▶ Exercise goal
Exactly repeat the full listing that follows.

▶ The records

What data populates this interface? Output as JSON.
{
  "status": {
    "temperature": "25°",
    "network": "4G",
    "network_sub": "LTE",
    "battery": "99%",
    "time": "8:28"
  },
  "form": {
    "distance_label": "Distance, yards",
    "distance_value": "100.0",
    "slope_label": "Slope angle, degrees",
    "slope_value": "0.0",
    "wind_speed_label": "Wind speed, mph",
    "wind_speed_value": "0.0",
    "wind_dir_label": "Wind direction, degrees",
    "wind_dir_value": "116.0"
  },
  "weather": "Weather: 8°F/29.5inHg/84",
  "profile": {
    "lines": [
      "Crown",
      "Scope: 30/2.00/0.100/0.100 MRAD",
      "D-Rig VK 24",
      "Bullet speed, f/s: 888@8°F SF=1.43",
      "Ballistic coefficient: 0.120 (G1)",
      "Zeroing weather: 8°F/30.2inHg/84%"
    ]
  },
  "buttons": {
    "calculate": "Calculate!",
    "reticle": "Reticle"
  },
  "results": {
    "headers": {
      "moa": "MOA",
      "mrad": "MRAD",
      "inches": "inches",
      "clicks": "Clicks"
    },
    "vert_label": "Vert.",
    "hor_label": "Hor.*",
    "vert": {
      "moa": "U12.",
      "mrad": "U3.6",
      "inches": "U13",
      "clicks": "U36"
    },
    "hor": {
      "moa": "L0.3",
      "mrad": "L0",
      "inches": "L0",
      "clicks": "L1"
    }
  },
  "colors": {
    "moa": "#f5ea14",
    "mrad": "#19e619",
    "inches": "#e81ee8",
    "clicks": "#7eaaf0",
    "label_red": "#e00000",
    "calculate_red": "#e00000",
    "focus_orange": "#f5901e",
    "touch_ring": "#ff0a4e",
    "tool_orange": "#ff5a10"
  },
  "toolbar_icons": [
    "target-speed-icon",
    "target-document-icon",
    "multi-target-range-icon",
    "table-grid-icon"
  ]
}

▶ Answer to the problem
What data populates this interface? Output as JSON.
{
  "status": {
    "temperature": "25°",
    "network": "4G",
    "network_sub": "LTE",
    "battery": "99%",
    "time": "8:28"
  },
  "form": {
    "distance_label": "Distance, yards",
    "distance_value": "100.0",
    "slope_label": "Slope angle, degrees",
    "slope_value": "0.0",
    "wind_speed_label": "Wind speed, mph",
    "wind_speed_value": "0.0",
    "wind_dir_label": "Wind direction, degrees",
    "wind_dir_value": "116.0"
  },
  "weather": "Weather: 8°F/29.5inHg/84",
  "profile": {
    "lines": [
      "Crown",
      "Scope: 30/2.00/0.100/0.100 MRAD",
      "D-Rig VK 24",
      "Bullet speed, f/s: 888@8°F SF=1.43",
      "Ballistic coefficient: 0.120 (G1)",
      "Zeroing weather: 8°F/30.2inHg/84%"
    ]
  },
  "buttons": {
    "calculate": "Calculate!",
    "reticle": "Reticle"
  },
  "results": {
    "headers": {
      "moa": "MOA",
      "mrad": "MRAD",
      "inches": "inches",
      "clicks": "Clicks"
    },
    "vert_label": "Vert.",
    "hor_label": "Hor.*",
    "vert": {
      "moa": "U12.",
      "mrad": "U3.6",
      "inches": "U13",
      "clicks": "U36"
    },
    "hor": {
      "moa": "L0.3",
      "mrad": "L0",
      "inches": "L0",
      "clicks": "L1"
    }
  },
  "colors": {
    "moa": "#f5ea14",
    "mrad": "#19e619",
    "inches": "#e81ee8",
    "clicks": "#7eaaf0",
    "label_red": "#e00000",
    "calculate_red": "#e00000",
    "focus_orange": "#f5901e",
    "touch_ring": "#ff0a4e",
    "tool_orange": "#ff5a10"
  },
  "toolbar_icons": [
    "target-speed-icon",
    "target-document-icon",
    "multi-target-range-icon",
    "table-grid-icon"
  ]
}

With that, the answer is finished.